Tomato plants are fairly hearty, requiring few elements to be successful. However, to ensure your tomatoes grow strong, sweet and healthy, it's important to take several steps to give them everything they need to thrive. Tomato plants, particularly those grown in containers, can easily sap the soil of essential nutrients. It's important to apply adequate fertilizer and water, as well as supply the plants with a solid source of sunlight.
Plant all seedlings in pots with drainage holes if you're growing them in containers, and arrange the pots on drainage saucers. The holes keep the plant's roots from becoming waterlogged.

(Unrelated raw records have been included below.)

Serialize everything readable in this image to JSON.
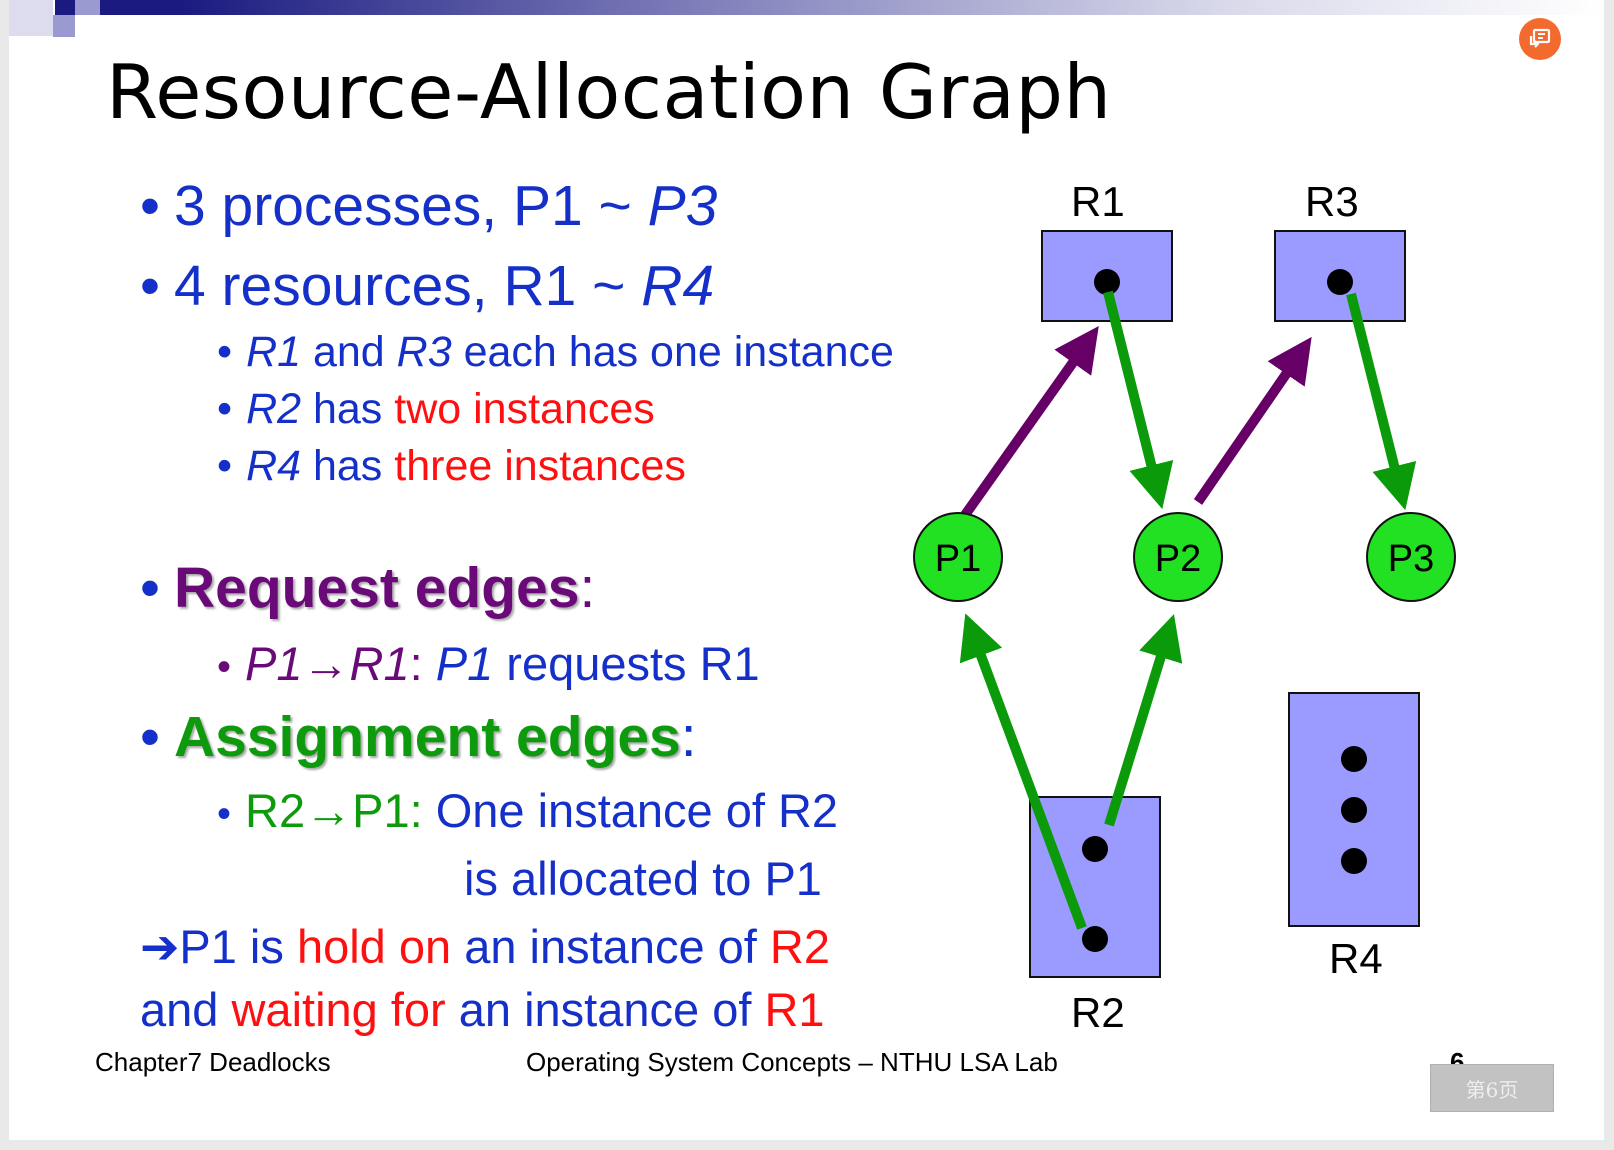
{
  "slide": {
    "title": "Resource-Allocation Graph",
    "bullets": {
      "b1": {
        "a": "3 processes, P1 ~ ",
        "b": "P3"
      },
      "b2": {
        "a": "4 resources, R1 ~ ",
        "b": "R4"
      },
      "s1": {
        "a": "R1",
        "b": " and ",
        "c": "R3",
        "d": " each has one instance"
      },
      "s2": {
        "a": "R2",
        "b": " has ",
        "c": "two instances"
      },
      "s3": {
        "a": "R4",
        "b": " has ",
        "c": "three instances"
      },
      "request": {
        "label": "Request edges",
        "colon": ":"
      },
      "request_sub": {
        "a": "P1",
        "arrow": "→",
        "b": "R1",
        "c": ": ",
        "d": "P1",
        "e": " requests R1"
      },
      "assign": {
        "label": "Assignment edges",
        "colon": ":"
      },
      "assign_sub": {
        "a": "R2",
        "arrow": "→",
        "b": "P1: ",
        "c": "One instance of R2"
      },
      "assign_sub2": "is allocated to P1",
      "conclusion1": {
        "arrow": "➔",
        "a": "P1 is ",
        "b": "hold on",
        "c": " an instance of ",
        "d": "R2"
      },
      "conclusion2": {
        "a": "and ",
        "b": "waiting for",
        "c": " an instance of ",
        "d": "R1"
      }
    },
    "graph": {
      "processes": [
        "P1",
        "P2",
        "P3"
      ],
      "resources": [
        "R1",
        "R2",
        "R3",
        "R4"
      ],
      "request_edges": [
        [
          "P1",
          "R1"
        ],
        [
          "P2",
          "R3"
        ]
      ],
      "assignment_edges": [
        [
          "R1",
          "P2"
        ],
        [
          "R3",
          "P3"
        ],
        [
          "R2",
          "P1"
        ],
        [
          "R2",
          "P2"
        ]
      ],
      "colors": {
        "process_fill": "#22e022",
        "resource_fill": "#9b9bff",
        "request": "#660066",
        "assignment": "#0a9a0a"
      }
    },
    "footer": {
      "left": "Chapter7 Deadlocks",
      "center": "Operating System Concepts – NTHU LSA Lab",
      "page": "6"
    }
  },
  "viewer": {
    "page_button": "第6页",
    "icon": "present-icon",
    "accent": "#f26a2e"
  }
}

As long as there's a saucer underneath the pot to catch the draining liquid, the plant can suck it back up and use it later if it's needed.
Place the tomato plants in an area that gets a minimum of six to eight hours of direct sunlight each day.
Water tomato plants regularly, taking care to give them a uniform amount of liquid at about the same time each day. Irregular watering can lead to blossom end rot, a condition that eats away at the plant's fruit and often renders it inedible.
Fertilize the seedlings with a dose of water-soluble fertilizer as soon as you plant them. Because fertilizers vary, follow the directions on the packaging carefully. If the tomato plants are growing in containers, it may be necessary to re-fertilize them every four to six weeks.
Stake or cage tomato plants immediately after planting them. Attempting to do this after they've further developed can seriously damage the root system.
Prune tomato plants as soon as the first flowers develop. Clip away all of the leafy branches below the flower cluster with gardening shears. This will allow the plant to pour the majority of its energy into making fruit.
Cover the ground surrounding the plants with a layer of mulch. This will keep the roots cool and the weeds at bay.